With an abundance of skyscrapers, there’s no shortage of stunning views to be enjoyed over a drink or two in Hong Kong. From modern to traditional, quirky to contemporary, there’s a venue to suit every taste, in this iconic city. Here are the cocktail bars you must not miss.
Ozone Bar Ritz Carlton
Famed as the highest rooftop bar in the world, here you can drink at an altitude of 480 metres. Found on floor 118 of the esteemed Ritz Hotel, it offers some of the most breathtaking views you’ll experience from any bar. Decorated in contemporary glitz, part of the bar area is open to the sky. The food and drinks served here are every bit as good as the vistas, with menus comprising of Asian and Brazilian tapas and innovative bespoke cocktails. Visit for a Sunday Dom Pérignon brunch, and you’ll enjoy unlimited champers and Brazilian food.
Café Gray Bar at The Upper House
Pull up a stool at this epic 14 metre stone bar, or find a cosy corner and take a seat on a velvet banquette. Peruse the drinks menu while you enjoy spectacular views over both Hong Kong and Kowloon. Located in The Upper House, this trendy spot is perfect for just drinks, or some tasty snacks from morning till night. Sample the cold water oysters, Tarte flambee or tuck into some fish and chips. There’s an extensive wine list, beers and spirits, while signature cocktails include the Hong Kong Highball, Copper Storm and Earl Grey Martini. And don’t worry if you’re on a detox – immune-boosting tea, home-made smoothies and organic cold-pressed juices are all available to order too.
Sugar at East
Spanning the 32nd storey of this swanky business hotel, is Sugar, one of the most fashionable places in Hong Kong for after-work drinks. It’s a ‘bar + deck + lounge’, uber-cool with the kind of superb 360-degree panoramas that can only come from inhabiting a full floor. Ottomans, couches and soft modern armchairs in understated tones make it all too easy to stay late into the night sampling the cocktails. As darkness falls, the house beats begin, and in summer months, the patrons flock to the wooden decked area to party.
Lively, colourful and sassy, this is a great venue for an intimate party. It’s a popular spot for private functions (its private room holds 25), not least due to its fashionable Soho address and long happy hours. Inspired by the pin-up girls of the 1950s and 1960s, glamorous posters adorn the turquoise walls in gilt frames. The nostalgia is echoed in the soundtrack, cocktail lists and menus, while antique style sofas create an upmarket living room feel, allowing patrons to recline in comfort with a passionfruit martini in hand.

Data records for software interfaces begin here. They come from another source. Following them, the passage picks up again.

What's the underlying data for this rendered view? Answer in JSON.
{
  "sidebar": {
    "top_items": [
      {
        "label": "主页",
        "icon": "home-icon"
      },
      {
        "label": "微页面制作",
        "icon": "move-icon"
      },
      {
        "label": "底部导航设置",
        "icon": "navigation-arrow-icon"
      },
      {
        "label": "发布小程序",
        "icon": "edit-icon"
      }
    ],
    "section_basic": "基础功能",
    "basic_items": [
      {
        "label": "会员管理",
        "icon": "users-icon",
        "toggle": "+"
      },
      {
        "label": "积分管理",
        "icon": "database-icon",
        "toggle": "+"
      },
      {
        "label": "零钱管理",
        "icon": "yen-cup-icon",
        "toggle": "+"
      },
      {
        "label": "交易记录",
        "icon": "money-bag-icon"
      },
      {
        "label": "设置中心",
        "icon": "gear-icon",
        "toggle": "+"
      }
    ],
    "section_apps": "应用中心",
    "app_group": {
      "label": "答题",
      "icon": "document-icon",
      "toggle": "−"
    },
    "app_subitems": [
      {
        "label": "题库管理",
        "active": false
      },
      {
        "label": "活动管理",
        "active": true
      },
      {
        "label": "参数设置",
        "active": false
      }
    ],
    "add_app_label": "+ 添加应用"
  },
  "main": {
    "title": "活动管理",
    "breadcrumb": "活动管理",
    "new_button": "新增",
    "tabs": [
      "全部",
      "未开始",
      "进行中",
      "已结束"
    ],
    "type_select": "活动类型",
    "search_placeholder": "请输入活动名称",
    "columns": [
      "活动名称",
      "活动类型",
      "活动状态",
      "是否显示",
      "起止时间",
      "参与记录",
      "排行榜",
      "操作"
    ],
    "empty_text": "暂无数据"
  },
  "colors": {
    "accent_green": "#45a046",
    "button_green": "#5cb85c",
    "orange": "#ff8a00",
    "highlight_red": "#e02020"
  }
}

Recently refurbished by owner-designer Bonnae Gokson, this arty destination eatery oozes chic East meets West style. The central kaleidoscopic floral dome is breathtaking, featuring 36 custom-made gypsy chandeliers and 100,000 silk flowers. Sevva’s bar, The Taste is glitzy and glamorous, with an alfresco terrace opening up to some marvellous harbour views. Situated on the 25th-storey of Prince’s Building it’s super central and an art lovers dream with 20th-century works from London’s Fine Art Gallery and Gladys Perint Palmer’s illustrations.
If you like your bars with a backstory, this is the place to come. Formerly the Central Police Compound, the Soho venue is themed on a fictional socialite – the Asian answer to the Great Gatsby – who lived in Paris before opening a Shanghai grand salon in the 1930s. Each area is designed to reflect Madame Fu’s personas – in addition to the large bar, there’s a whisky lounge, private rooms and two open-air verandahs. It’s plush and glamorous with more than a hint of art deco, along with plenty of oriental accents and art pieces. With menus offering healthy alternatives, you can even choose from a range of low-calorie cocktails and there’s a range of board games for some retro fun.
Head to The Avenue, Wan Chai for some of Hong Kong’s most exciting nightlife. Evoking the sophistication and vibrancy of a bygone era, Ophelia, owned by Ashley Sutton, is a sight to behold. Rich, sensual dark shades, velvet textiles, palms and ostrich feather motifs are reminiscent of the roaring twenties. The menu is inspired by a cabinet of curiosities made up of aromatics, Asian herbs, spices and fruits with each libation designed to be a voyage of discovery, with The Opium Cage cocktail being a must-try feast for the eyes and tastebuds.
Rumoured to have once been the hideout of Dr Sun Yat Sen, the leader of China’s Republican movement, Jaa Bar is nestled off Peel Street, as hard to find as a speakeasy. Intimate at around just 400 sq ft and clubby, the cosy bar is filled with quirky curios. The design is somewhat theatrical – red velvet curtains, chandeliers, red lampshades and rugs. The wooden bar contains drawers filled with items, some of which can be purchased. It’s named after its three proprietors: Jamie, Andrea and Anne (JAA) and has it’s own signature cocktail, combining berries, vodka and Prosecco. Although it’s clandestine location may give an air of exclusivity, this is a super sociable bar where you’re sure of a warm welcome.